Revelations: She Give, He Gives
Photograph of Tracy Gary ’73 has been a donor activist and philanthropist for more than 25 years. Gary supports and educates donors, family foundations, financial service organizations and nonprofits about the stewardship of money, leadership and philanthropy through Community Consulting Services, which she founded in 1978; she has also founded 17 nonprofits.
Tracy Gary ’73, a consultant who started the Women Donors Network in 1990, sees differences in philanthropic style that hinge on—well, gender.
If you give a man and woman $25,000 each, the woman will give it to twice as many groups as the man. It’s not because a woman is emotional—that kind of stereotype. It’s because she likes the engagement of being part of several different groups, and of networking. Many men will choose efficiency—maybe they’ll give two gifts. They’re not necessarily interested in maintaining relationships through giving. Women tend to be that much more involved in their children’s schools, for example; they need that network.
Men give immediately to their schools—regardless of which degrees they’ve earned. Women often give because their friends ask them to support an organization or cause.
For more from Gary, see Ask Yourself
you were satisfied with school, you may find such satisfaction reflected in your personal life and career. And it may, in turn, translate into a larger philanthropic statement—if Merle Goldman’s survey of her fellow 1953 alumnae is any indication.
Two years ago, on the eve of her 50th reunion, Merle surveyed her classmates on the directions their lives had taken since college: Categories included marriage, professions, children and grandchildren, and finances. Interesting data, made even more intriguing because Goldman’s husband, Marshall, had given the same 50th anniversary survey to his University of Pennsylvania classmates.
When more than 90 percent of Merle’s classmates who responded called their SLC education “very” or “extremely” meaningful, she wasn’t particularly surprised. But then the revelations took over.

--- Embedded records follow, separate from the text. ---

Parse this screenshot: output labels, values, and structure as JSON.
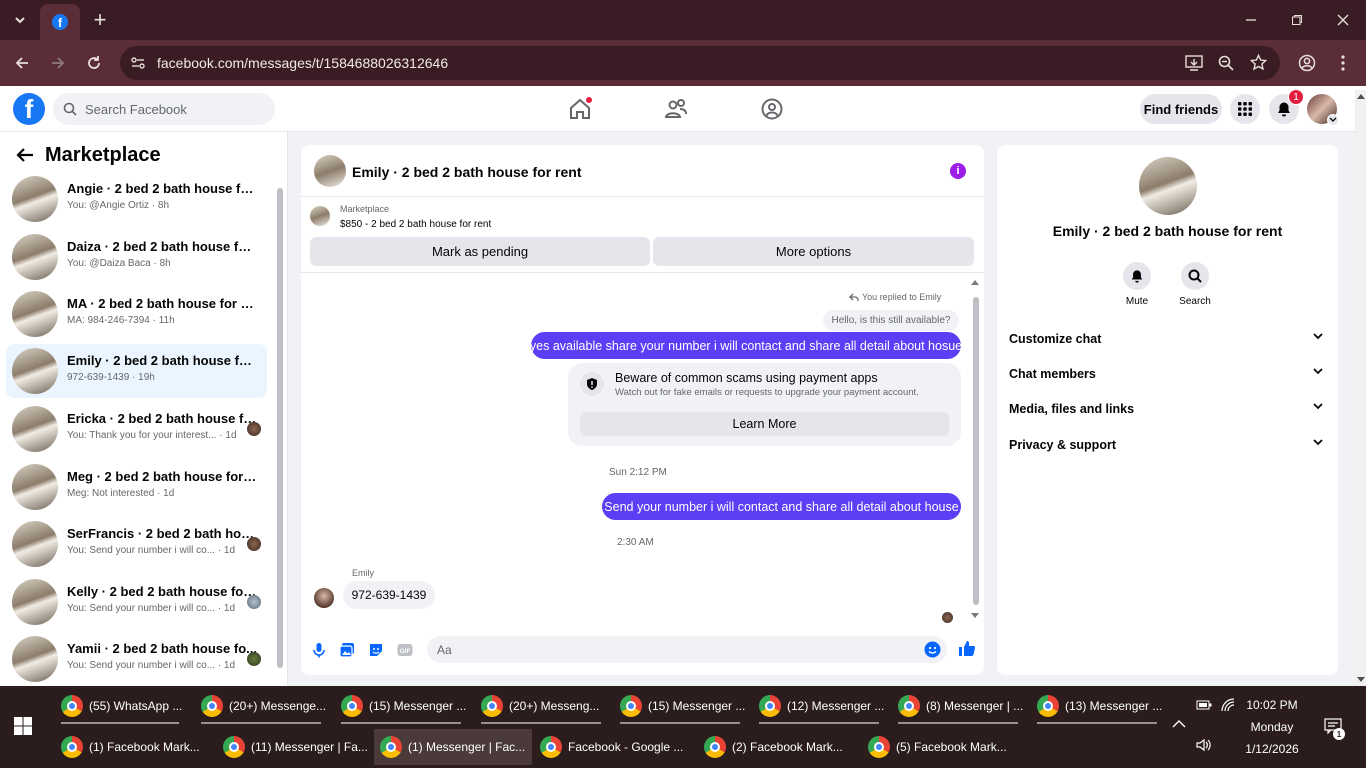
{
  "browser": {
    "url": "facebook.com/messages/t/1584688026312646",
    "tab_favicon": "facebook-icon",
    "new_tab": "+",
    "window_controls": [
      "minimize",
      "maximize",
      "close"
    ]
  },
  "fb_header": {
    "search_placeholder": "Search Facebook",
    "find_friends": "Find friends",
    "notification_count": "1"
  },
  "sidebar": {
    "title": "Marketplace",
    "conversations": [
      {
        "name": "Angie · 2 bed 2 bath house for r...",
        "sub": "You: @Angie Ortiz · 8h"
      },
      {
        "name": "Daiza · 2 bed 2 bath house for r...",
        "sub": "You: @Daiza Baca · 8h"
      },
      {
        "name": "MA · 2 bed 2 bath house for rent",
        "sub": "MA: 984-246-7394 · 11h"
      },
      {
        "name": "Emily · 2 bed 2 bath house for r...",
        "sub": "972-639-1439 · 19h"
      },
      {
        "name": "Ericka · 2 bed 2 bath house fo...",
        "sub": "You: Thank you for your interest... · 1d"
      },
      {
        "name": "Meg · 2 bed 2 bath house for rent",
        "sub": "Meg: Not interested · 1d"
      },
      {
        "name": "SerFrancis · 2 bed 2 bath hou...",
        "sub": "You: Send your number i will co... · 1d"
      },
      {
        "name": "Kelly · 2 bed 2 bath house for...",
        "sub": "You: Send your number i will co... · 1d"
      },
      {
        "name": "Yamii · 2 bed 2 bath house fo...",
        "sub": "You: Send your number i will co... · 1d"
      }
    ]
  },
  "chat": {
    "title": "Emily · 2 bed 2 bath house for rent",
    "marketplace_label": "Marketplace",
    "listing": "$850 - 2 bed 2 bath house for rent",
    "mark_pending": "Mark as pending",
    "more_options": "More options",
    "reply_note": "You replied to Emily",
    "quoted": "Hello, is this still available?",
    "msg1": "yes available share your number i will contact and share all detail about hosue",
    "warning_title": "Beware of common scams using payment apps",
    "warning_text": "Watch out for fake emails or requests to upgrade your payment account.",
    "learn_more": "Learn More",
    "time1": "Sun 2:12 PM",
    "msg2": "Send your number i will contact and share all detail about house",
    "time2": "2:30 AM",
    "sender": "Emily",
    "msg3": "972-639-1439",
    "input_placeholder": "Aa"
  },
  "right_panel": {
    "name": "Emily · 2 bed 2 bath house for rent",
    "mute": "Mute",
    "search": "Search",
    "sections": [
      "Customize chat",
      "Chat members",
      "Media, files and links",
      "Privacy & support"
    ]
  },
  "taskbar": {
    "row1": [
      "(55) WhatsApp ...",
      "(20+) Messenge...",
      "(15) Messenger ...",
      "(20+) Messeng...",
      "(15) Messenger ...",
      "(12) Messenger ...",
      "(8) Messenger | ...",
      "(13) Messenger ..."
    ],
    "row2": [
      "(1) Facebook Mark...",
      "(11) Messenger | Fa...",
      "(1) Messenger | Fac...",
      "Facebook - Google ...",
      "(2) Facebook Mark...",
      "(5) Facebook Mark..."
    ],
    "time": "10:02 PM",
    "day": "Monday",
    "date": "1/12/2026",
    "chat_badge": "1"
  }
}
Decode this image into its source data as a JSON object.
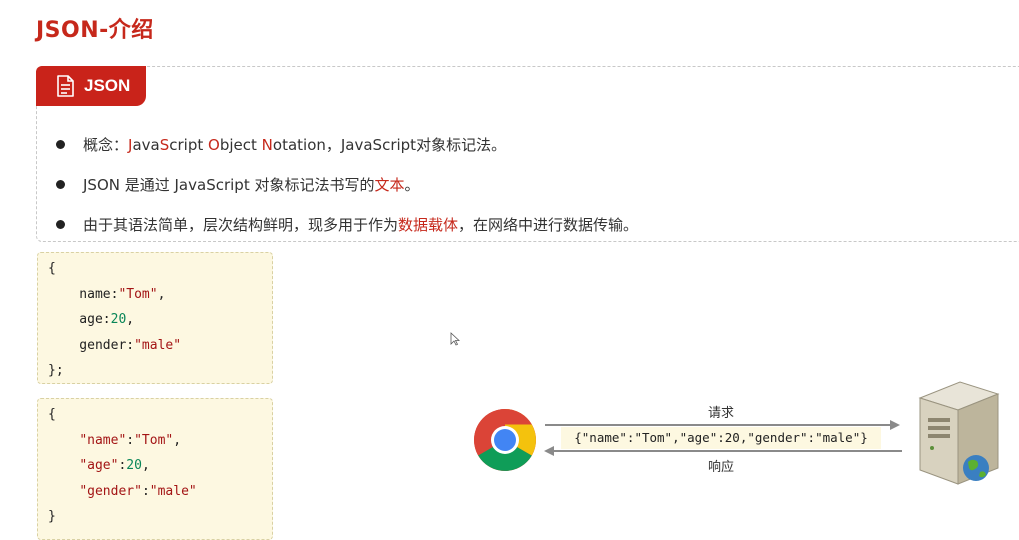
{
  "page": {
    "title": "JSON-介绍"
  },
  "card": {
    "tag_label": "JSON",
    "bullets": [
      {
        "parts": [
          {
            "text": "概念：",
            "red": false
          },
          {
            "text": "J",
            "red": true
          },
          {
            "text": "ava",
            "red": false
          },
          {
            "text": "S",
            "red": true
          },
          {
            "text": "cript ",
            "red": false
          },
          {
            "text": "O",
            "red": true
          },
          {
            "text": "bject ",
            "red": false
          },
          {
            "text": "N",
            "red": true
          },
          {
            "text": "otation，JavaScript对象标记法。",
            "red": false
          }
        ]
      },
      {
        "parts": [
          {
            "text": "JSON 是通过 JavaScript 对象标记法书写的",
            "red": false
          },
          {
            "text": "文本",
            "red": true
          },
          {
            "text": "。",
            "red": false
          }
        ]
      },
      {
        "parts": [
          {
            "text": "由于其语法简单，层次结构鲜明，现多用于作为",
            "red": false
          },
          {
            "text": "数据载体",
            "red": true
          },
          {
            "text": "，在网络中进行数据传输。",
            "red": false
          }
        ]
      }
    ]
  },
  "code1": {
    "lines": [
      [
        {
          "t": "{",
          "c": ""
        }
      ],
      [
        {
          "t": "    name:",
          "c": ""
        },
        {
          "t": "\"Tom\"",
          "c": "str"
        },
        {
          "t": ",",
          "c": ""
        }
      ],
      [
        {
          "t": "    age:",
          "c": ""
        },
        {
          "t": "20",
          "c": "num"
        },
        {
          "t": ",",
          "c": ""
        }
      ],
      [
        {
          "t": "    gender:",
          "c": ""
        },
        {
          "t": "\"male\"",
          "c": "str"
        }
      ],
      [
        {
          "t": "};",
          "c": ""
        }
      ]
    ]
  },
  "code2": {
    "lines": [
      [
        {
          "t": "{",
          "c": ""
        }
      ],
      [
        {
          "t": "    ",
          "c": ""
        },
        {
          "t": "\"name\"",
          "c": "str"
        },
        {
          "t": ":",
          "c": ""
        },
        {
          "t": "\"Tom\"",
          "c": "str"
        },
        {
          "t": ",",
          "c": ""
        }
      ],
      [
        {
          "t": "    ",
          "c": ""
        },
        {
          "t": "\"age\"",
          "c": "str"
        },
        {
          "t": ":",
          "c": ""
        },
        {
          "t": "20",
          "c": "num"
        },
        {
          "t": ",",
          "c": ""
        }
      ],
      [
        {
          "t": "    ",
          "c": ""
        },
        {
          "t": "\"gender\"",
          "c": "str"
        },
        {
          "t": ":",
          "c": ""
        },
        {
          "t": "\"male\"",
          "c": "str"
        }
      ],
      [
        {
          "t": "}",
          "c": ""
        }
      ]
    ]
  },
  "diagram": {
    "request_label": "请求",
    "response_label": "响应",
    "payload": "{\"name\":\"Tom\",\"age\":20,\"gender\":\"male\"}",
    "browser_icon": "chrome-icon",
    "server_icon": "server-icon"
  },
  "colors": {
    "accent_red": "#c6281b",
    "code_bg": "#fdf8e1"
  }
}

“What really surprised me was how successful these women with liberal arts degrees were, once they got into the workplace,” says Goldman, who is professor emerita of history at Boston University and a specialist in Far Eastern and Chinese affairs. More than 75 percent of respondents considered their careers “very” or “extremely” fulfilling (more than a third listed their career as “homemaker”). Some classmates had lost their husbands, even their children; yet optimism, inquisitiveness and energy remained guiding forces in their lives.
And, more than 25 percent of them gave at least $25,000 a year to philanthropic causes; overall, 66 percent of Merle’s classmates gave a Reunion gift to SLC.
By contrast, Marshall Goldman’s survey had found that just nine percent of his Penn classmates were as generous, even as they achieved financial success. Their school satisfaction, he found, was also lower.
“Sarah Lawrence students were very enthusiastic,” he says. “They got a lot of personal attention.” Materialism, he adds, was never the Sarah Lawrence credo, nor was it a “rah-rah” school.
The results of both surveys are but a drop in the statistical bucket, and how much “rah” there is today may be open to debate. Yet college happiness and future contentment clearly go hand-in-hand, and philanthropic drive is never far behind.